> _Your task_: Take each line of the records below that contains the string "Valider" and copy it.

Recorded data

=-=-=-=-=

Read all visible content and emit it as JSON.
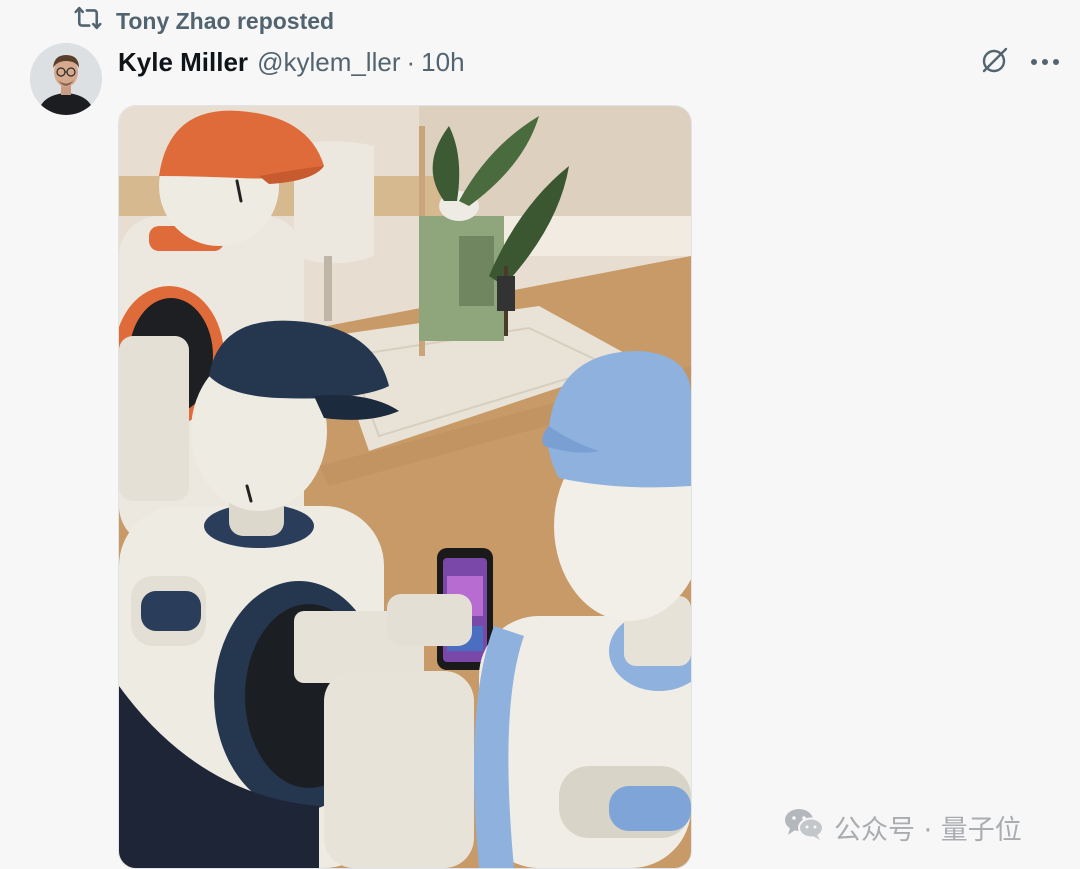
{
  "repost": {
    "text": "Tony Zhao reposted",
    "icon": "repost-icon"
  },
  "post": {
    "author_name": "Kyle Miller",
    "handle": "@kylem_ller",
    "separator": "·",
    "time": "10h",
    "avatar_icon": "avatar",
    "actions": {
      "grok_icon": "grok-icon",
      "more_icon": "more-icon"
    }
  },
  "media": {
    "icon": "robots-photo"
  },
  "watermark": {
    "text": "公众号 · 量子位",
    "icon": "wechat-icon"
  },
  "colors": {
    "secondary_text": "#536471",
    "primary_text": "#0f1419",
    "background": "#f7f7f7"
  }
}
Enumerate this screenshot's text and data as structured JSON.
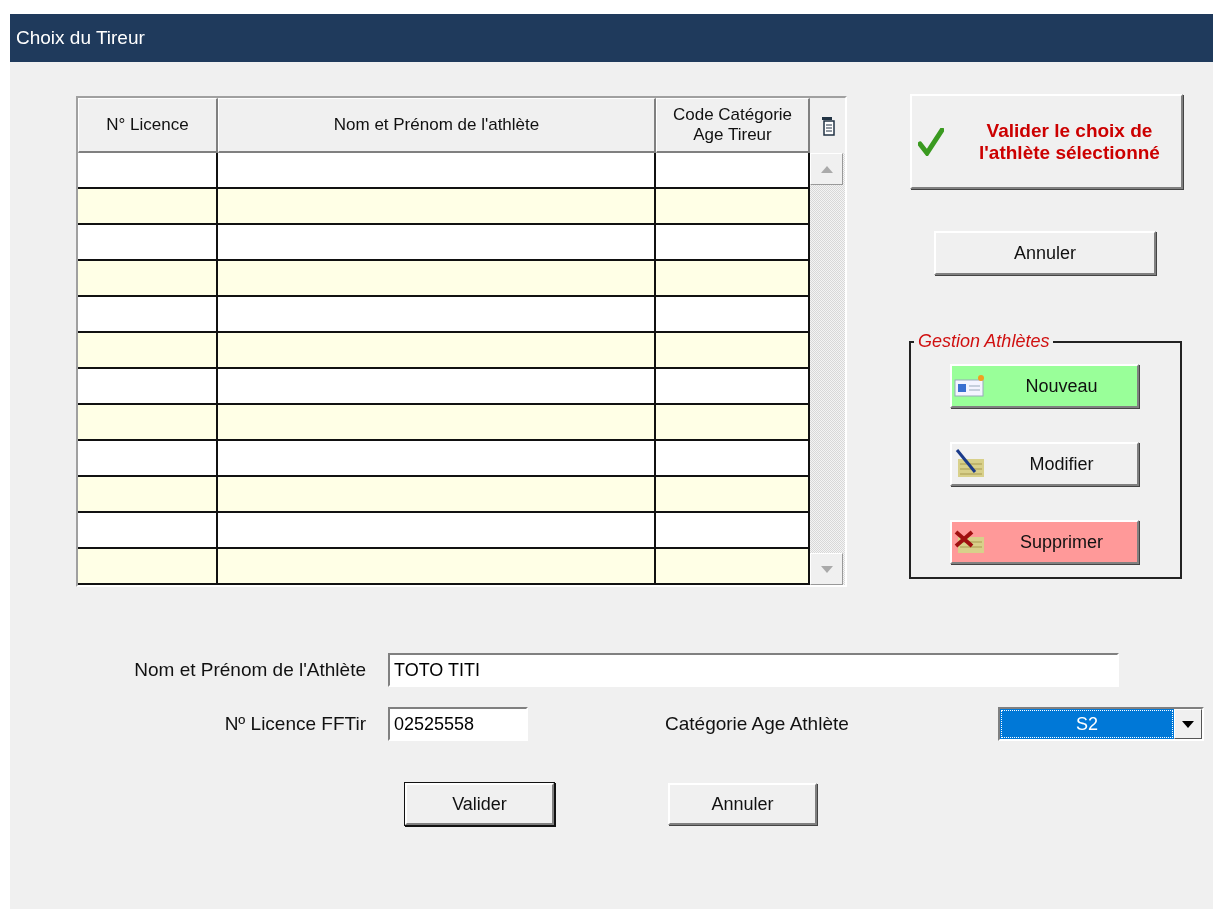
{
  "window": {
    "title": "Choix du Tireur"
  },
  "table": {
    "columns": [
      "N° Licence",
      "Nom et Prénom de l'athlète",
      "Code Catégorie Age Tireur"
    ]
  },
  "confirm_button": {
    "label": "Valider  le choix de l'athlète sélectionné"
  },
  "cancel_button": {
    "label": "Annuler"
  },
  "athletes_group": {
    "title": "Gestion Athlètes",
    "buttons": [
      {
        "kind": "new",
        "label": "Nouveau",
        "color": "#99ff99"
      },
      {
        "kind": "edit",
        "label": "Modifier",
        "color": "#f0f0f0"
      },
      {
        "kind": "delete",
        "label": "Supprimer",
        "color": "#ff9999"
      }
    ]
  },
  "form": {
    "name_label": "Nom et Prénom de l'Athlète",
    "name_value": "TOTO TITI",
    "licence_label": "Nº Licence FFTir",
    "licence_value": "02525558",
    "category_label": "Catégorie Age Athlète",
    "category_value": "S2",
    "buttons": [
      {
        "label": "Valider",
        "default": true
      },
      {
        "label": "Annuler",
        "default": false
      }
    ]
  }
}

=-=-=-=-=

> _Final answer_:
    "label": "Valider  le choix de l'athlète sélectionné"
        "label": "Valider",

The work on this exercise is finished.